How do we know this? Well, there are many historical proofs one may offer. First off, you might not know that America was not their first destination when they left England. No, first they went to Holland, where there was full and complete religious freedom. In Holland were not only Jews – including a large group of Sephardic Jews, Jews from the Spanish-speaking countries, in this case specifically from Spain, from where they’d been forced to leave during the Spanish Inquisition – and beyond Jews, there were other Torah Observant Christians! They stayed in Holland for some years, and then came to the New World, where they set up a government and society based on not English common law, but on the Laws of the Bible. Here is a quote from “THE JOURNAL OF THE PILGRIMS AT PLYMOUTH, IN NEW ENGLAND, IN 1620” as edited by Dr. George B. Cheever, Doctorate of Divinity, a famous Christian pastor during the early 1800s, and prolific Christian author:

Now it is remarkable that in the first great instance of capital legislation in this country, our Pilgrim Fathers went not to the laws of England for their guidance, but to those of YHWH. On this point Dr. Bacon of New Haven has written admirably. “What system of legislation should the colonists take in founding a New World? They could not instantly frame a new system; it must be the work of time and experience. Should they take the laws of England? Those were the very laws from which they fled. Those laws would subject them at once to the king, to the parliament, and to the prelates, in their several jurisdictions. The adoption of the laws of England would have been fatal to the object of their emigration.”

They could not take the Roman civil law; but they had a code of laws in every man's hand in the Bible, laws given to a community emigrating, like themselves, from their native country, for the great purpose of maintaining in simplicity and purity the worship of the one true Creator YHWH.

Like the Yisra’elites of old, they were to be a people surrounded by the heathen, and intermingled among them, and needing the influence of laws framed with a special reference to such a corrupting neighborhood and intercourse.

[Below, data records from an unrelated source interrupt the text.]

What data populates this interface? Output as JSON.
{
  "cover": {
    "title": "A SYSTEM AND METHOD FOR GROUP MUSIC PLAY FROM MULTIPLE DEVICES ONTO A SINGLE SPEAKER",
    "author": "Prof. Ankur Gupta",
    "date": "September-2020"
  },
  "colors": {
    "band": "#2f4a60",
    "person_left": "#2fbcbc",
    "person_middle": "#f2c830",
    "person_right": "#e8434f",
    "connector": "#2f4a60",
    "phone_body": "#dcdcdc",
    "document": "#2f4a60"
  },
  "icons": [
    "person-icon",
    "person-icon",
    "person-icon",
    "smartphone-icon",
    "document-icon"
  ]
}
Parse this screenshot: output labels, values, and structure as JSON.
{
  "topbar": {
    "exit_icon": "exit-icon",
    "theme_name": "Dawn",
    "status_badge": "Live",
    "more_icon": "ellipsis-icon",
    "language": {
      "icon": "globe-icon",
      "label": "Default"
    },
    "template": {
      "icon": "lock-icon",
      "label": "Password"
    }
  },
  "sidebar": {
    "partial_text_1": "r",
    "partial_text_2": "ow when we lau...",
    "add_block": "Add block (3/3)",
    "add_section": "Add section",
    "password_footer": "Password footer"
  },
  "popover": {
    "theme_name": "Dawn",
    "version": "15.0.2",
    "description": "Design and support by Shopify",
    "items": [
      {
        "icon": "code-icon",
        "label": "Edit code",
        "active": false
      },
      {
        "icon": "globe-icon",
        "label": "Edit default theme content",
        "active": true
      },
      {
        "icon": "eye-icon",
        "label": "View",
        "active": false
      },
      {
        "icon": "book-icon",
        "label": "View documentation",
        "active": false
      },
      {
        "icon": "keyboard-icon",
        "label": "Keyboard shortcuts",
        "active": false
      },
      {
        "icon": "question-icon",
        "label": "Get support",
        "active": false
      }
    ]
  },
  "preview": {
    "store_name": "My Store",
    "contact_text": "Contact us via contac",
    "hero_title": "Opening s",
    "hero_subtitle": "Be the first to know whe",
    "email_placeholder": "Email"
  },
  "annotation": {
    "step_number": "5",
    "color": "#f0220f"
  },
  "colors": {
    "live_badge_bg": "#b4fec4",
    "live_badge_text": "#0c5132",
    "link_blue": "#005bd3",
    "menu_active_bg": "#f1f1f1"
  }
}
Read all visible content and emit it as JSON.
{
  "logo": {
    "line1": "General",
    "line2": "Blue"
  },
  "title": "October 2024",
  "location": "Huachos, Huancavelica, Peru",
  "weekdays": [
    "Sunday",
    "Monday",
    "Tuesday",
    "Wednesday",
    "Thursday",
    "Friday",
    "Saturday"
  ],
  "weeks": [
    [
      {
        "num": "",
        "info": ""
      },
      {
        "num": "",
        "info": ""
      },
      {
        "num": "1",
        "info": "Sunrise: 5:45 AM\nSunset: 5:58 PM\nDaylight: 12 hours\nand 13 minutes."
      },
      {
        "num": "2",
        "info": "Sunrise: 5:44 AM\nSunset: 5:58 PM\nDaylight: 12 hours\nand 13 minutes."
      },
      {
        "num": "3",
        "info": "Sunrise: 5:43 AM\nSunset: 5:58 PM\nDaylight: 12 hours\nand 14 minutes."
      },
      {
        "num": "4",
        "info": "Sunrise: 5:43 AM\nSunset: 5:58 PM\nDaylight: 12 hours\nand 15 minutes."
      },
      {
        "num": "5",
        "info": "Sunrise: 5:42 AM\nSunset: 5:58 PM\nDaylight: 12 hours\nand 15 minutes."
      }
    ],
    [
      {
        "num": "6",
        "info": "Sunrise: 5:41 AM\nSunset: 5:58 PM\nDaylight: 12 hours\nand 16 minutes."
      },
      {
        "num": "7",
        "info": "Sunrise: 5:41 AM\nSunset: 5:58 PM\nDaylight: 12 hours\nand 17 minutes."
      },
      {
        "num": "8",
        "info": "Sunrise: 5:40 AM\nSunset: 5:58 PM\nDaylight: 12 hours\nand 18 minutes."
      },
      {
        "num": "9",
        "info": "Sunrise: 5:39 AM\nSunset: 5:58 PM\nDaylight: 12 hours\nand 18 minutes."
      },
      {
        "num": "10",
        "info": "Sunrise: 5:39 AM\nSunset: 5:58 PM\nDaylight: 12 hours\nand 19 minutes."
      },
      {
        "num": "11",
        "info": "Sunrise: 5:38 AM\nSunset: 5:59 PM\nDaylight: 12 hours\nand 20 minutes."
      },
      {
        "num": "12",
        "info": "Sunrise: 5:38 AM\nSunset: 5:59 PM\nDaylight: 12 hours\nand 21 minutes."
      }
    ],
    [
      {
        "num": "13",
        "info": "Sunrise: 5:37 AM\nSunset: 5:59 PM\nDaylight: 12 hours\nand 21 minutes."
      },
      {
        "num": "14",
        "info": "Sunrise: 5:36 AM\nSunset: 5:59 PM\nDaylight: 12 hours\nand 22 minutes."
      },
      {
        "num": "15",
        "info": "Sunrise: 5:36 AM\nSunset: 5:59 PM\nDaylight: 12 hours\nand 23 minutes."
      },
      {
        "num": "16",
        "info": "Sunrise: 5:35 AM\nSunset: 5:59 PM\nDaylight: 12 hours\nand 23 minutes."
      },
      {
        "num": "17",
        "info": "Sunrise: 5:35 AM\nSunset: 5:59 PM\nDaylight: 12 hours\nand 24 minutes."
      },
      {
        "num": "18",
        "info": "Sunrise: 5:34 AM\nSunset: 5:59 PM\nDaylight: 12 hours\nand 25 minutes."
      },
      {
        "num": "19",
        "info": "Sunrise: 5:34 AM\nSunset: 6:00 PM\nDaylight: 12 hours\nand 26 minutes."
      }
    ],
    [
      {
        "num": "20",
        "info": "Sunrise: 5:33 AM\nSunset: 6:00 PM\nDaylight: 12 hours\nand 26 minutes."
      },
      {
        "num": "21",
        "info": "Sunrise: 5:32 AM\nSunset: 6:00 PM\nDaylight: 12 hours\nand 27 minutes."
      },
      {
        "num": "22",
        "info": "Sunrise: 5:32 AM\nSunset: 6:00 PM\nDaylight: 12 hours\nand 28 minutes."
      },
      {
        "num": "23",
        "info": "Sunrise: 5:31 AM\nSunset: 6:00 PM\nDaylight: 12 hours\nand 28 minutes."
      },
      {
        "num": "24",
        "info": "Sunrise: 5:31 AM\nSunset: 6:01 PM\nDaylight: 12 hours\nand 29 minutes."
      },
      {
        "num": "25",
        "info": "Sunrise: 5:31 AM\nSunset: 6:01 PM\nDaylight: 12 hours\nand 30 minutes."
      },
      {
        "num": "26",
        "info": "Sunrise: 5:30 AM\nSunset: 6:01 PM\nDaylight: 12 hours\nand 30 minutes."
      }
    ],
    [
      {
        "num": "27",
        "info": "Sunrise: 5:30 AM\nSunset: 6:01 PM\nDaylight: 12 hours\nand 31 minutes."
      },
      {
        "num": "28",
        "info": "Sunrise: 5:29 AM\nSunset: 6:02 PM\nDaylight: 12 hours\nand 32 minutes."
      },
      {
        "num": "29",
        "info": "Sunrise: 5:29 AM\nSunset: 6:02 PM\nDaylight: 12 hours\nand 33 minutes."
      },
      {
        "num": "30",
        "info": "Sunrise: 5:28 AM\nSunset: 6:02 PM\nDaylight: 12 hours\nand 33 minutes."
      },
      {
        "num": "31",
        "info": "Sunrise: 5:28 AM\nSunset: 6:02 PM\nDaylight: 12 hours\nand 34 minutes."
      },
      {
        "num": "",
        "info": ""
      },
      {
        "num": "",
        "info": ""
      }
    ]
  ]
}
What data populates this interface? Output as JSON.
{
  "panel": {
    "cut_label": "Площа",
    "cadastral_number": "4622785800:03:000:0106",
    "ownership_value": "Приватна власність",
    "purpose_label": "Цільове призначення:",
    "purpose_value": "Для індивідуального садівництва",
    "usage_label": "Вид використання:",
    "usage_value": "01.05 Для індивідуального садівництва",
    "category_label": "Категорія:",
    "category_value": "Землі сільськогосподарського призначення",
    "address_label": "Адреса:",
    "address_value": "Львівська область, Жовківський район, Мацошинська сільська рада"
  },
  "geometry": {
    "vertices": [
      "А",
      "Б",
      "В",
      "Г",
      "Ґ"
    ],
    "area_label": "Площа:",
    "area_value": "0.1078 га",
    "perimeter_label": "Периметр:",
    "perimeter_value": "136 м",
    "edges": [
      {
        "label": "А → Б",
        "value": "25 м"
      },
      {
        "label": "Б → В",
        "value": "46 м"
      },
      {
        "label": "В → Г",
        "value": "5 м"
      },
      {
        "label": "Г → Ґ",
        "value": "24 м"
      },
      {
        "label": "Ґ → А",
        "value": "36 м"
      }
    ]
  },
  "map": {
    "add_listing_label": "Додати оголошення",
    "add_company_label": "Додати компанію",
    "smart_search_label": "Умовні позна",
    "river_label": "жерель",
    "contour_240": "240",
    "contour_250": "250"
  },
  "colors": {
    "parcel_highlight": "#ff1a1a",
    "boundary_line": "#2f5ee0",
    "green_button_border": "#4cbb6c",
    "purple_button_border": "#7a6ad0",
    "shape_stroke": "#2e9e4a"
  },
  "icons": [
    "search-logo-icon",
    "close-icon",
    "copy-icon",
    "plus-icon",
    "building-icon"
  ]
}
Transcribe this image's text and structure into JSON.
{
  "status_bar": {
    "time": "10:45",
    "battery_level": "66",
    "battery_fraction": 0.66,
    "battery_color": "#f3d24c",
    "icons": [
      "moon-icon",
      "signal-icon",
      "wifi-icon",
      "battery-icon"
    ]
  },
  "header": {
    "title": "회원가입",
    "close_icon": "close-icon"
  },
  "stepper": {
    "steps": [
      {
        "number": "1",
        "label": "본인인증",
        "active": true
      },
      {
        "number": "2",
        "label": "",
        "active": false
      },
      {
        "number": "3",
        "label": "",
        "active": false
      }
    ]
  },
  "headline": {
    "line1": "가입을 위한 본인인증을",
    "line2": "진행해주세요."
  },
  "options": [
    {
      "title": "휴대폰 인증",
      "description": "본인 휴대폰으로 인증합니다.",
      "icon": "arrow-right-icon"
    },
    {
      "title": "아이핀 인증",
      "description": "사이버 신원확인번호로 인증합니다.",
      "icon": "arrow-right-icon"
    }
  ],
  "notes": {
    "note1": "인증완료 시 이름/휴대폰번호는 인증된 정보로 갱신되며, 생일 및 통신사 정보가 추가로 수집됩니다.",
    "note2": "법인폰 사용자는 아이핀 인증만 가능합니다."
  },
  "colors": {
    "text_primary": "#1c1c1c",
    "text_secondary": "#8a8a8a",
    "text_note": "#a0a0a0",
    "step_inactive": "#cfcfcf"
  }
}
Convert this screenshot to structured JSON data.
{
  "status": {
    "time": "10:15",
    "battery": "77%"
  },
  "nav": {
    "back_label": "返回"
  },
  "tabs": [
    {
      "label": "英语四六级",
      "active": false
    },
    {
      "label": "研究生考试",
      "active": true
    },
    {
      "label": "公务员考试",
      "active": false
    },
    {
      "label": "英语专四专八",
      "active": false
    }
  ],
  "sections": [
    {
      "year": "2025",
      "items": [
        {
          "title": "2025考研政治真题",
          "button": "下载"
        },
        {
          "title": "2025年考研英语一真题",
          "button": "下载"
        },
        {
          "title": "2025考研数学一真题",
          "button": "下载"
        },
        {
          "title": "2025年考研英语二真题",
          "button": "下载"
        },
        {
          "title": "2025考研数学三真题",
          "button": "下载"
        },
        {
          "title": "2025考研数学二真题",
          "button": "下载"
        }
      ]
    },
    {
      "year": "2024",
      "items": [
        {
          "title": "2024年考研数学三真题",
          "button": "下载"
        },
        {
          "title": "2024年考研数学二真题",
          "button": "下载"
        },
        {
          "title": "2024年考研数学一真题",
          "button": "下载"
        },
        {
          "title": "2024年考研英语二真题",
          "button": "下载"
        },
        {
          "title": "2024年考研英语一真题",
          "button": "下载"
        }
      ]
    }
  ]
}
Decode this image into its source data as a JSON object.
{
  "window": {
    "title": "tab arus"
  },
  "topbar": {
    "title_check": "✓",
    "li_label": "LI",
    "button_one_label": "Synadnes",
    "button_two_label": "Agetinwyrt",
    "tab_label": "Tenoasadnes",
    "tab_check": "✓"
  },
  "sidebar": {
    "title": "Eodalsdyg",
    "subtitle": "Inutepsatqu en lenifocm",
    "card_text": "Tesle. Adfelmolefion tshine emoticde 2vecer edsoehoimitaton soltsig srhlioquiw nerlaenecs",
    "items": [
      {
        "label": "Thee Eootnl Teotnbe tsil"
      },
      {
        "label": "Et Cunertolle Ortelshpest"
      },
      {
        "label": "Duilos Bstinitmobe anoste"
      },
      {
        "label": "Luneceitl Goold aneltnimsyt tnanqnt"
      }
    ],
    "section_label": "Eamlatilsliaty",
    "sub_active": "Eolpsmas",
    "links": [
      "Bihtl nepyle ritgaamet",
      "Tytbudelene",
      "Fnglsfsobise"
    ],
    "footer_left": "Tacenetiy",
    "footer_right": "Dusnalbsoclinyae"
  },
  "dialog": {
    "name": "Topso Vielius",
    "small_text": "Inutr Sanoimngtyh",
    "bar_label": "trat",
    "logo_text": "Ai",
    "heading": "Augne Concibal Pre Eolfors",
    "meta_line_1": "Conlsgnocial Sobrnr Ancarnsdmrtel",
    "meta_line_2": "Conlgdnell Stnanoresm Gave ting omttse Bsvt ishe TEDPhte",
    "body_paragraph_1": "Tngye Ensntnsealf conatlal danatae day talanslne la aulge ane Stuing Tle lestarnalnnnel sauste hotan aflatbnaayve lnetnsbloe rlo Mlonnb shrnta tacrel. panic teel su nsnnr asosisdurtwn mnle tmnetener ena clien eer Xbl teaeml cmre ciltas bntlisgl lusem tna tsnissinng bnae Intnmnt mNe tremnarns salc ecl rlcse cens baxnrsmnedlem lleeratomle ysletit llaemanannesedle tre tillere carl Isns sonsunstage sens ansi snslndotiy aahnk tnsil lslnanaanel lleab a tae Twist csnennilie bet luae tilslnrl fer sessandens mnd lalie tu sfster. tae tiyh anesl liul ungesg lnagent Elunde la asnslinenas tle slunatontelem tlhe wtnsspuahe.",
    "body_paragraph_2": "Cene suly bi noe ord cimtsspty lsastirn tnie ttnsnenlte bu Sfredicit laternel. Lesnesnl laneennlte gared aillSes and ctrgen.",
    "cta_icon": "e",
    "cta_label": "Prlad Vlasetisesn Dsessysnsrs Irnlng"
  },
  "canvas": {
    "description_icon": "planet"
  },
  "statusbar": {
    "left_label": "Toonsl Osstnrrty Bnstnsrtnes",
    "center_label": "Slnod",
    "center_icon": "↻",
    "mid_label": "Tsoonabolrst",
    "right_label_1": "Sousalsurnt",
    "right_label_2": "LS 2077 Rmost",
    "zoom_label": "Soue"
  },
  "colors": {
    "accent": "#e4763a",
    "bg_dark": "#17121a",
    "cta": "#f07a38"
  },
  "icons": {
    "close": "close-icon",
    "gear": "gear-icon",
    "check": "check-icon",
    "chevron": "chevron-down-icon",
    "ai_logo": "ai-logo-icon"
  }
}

Like the Hebrews also they were a free republican people, and needed laws for a community where there was no absolute power, where there were no privileged classes; laws, whose aim should be that equal and exact justice which is the only freedom. …

Dr. Bacon well remarks that “the greatest and boldest improvement which has been made in criminal jurisprudence by any one act since the dark ages, was that which was made by our fathers, when they determined that the judicial laws of YHWH as they were delivered by Moses, should be accounted of moral equity, and generally bind all offenders, and be a rule to all the courts.”

So, we see, that they lived by “the laws of YHWH as they were delivered by Moses,” which would include the keeping of a particular harvest festival known in English as the Feast of Tabernacles – or Feast of Booths, depending on your translation. We know they had three days of actual celebrating, which are the same as the three days during the Feast when all work is stopped and the focus is fully on celebrating YHWH’s Bounty.

And finally, on last bit of historic proof, one based on a bit of language. You may have had the dish they created, a mixture of harvest vegetables called Succotash. Well, knowing that Succotash is a compound word, and knowing that Englishmen have a tendency to drop the H’s at the beginnings of words, we can see that this fall delicacy began life as the Pilgrims’s “Sukkot Hash.” Cool… huh?


  1. Great post! Thank you for all the links... we will be using them this month =) I just found your blog... it is nice to "meet" you. May your day be filled with abundant joy in HIM =)

  2. Great writing, Maria! I'll be sharing it!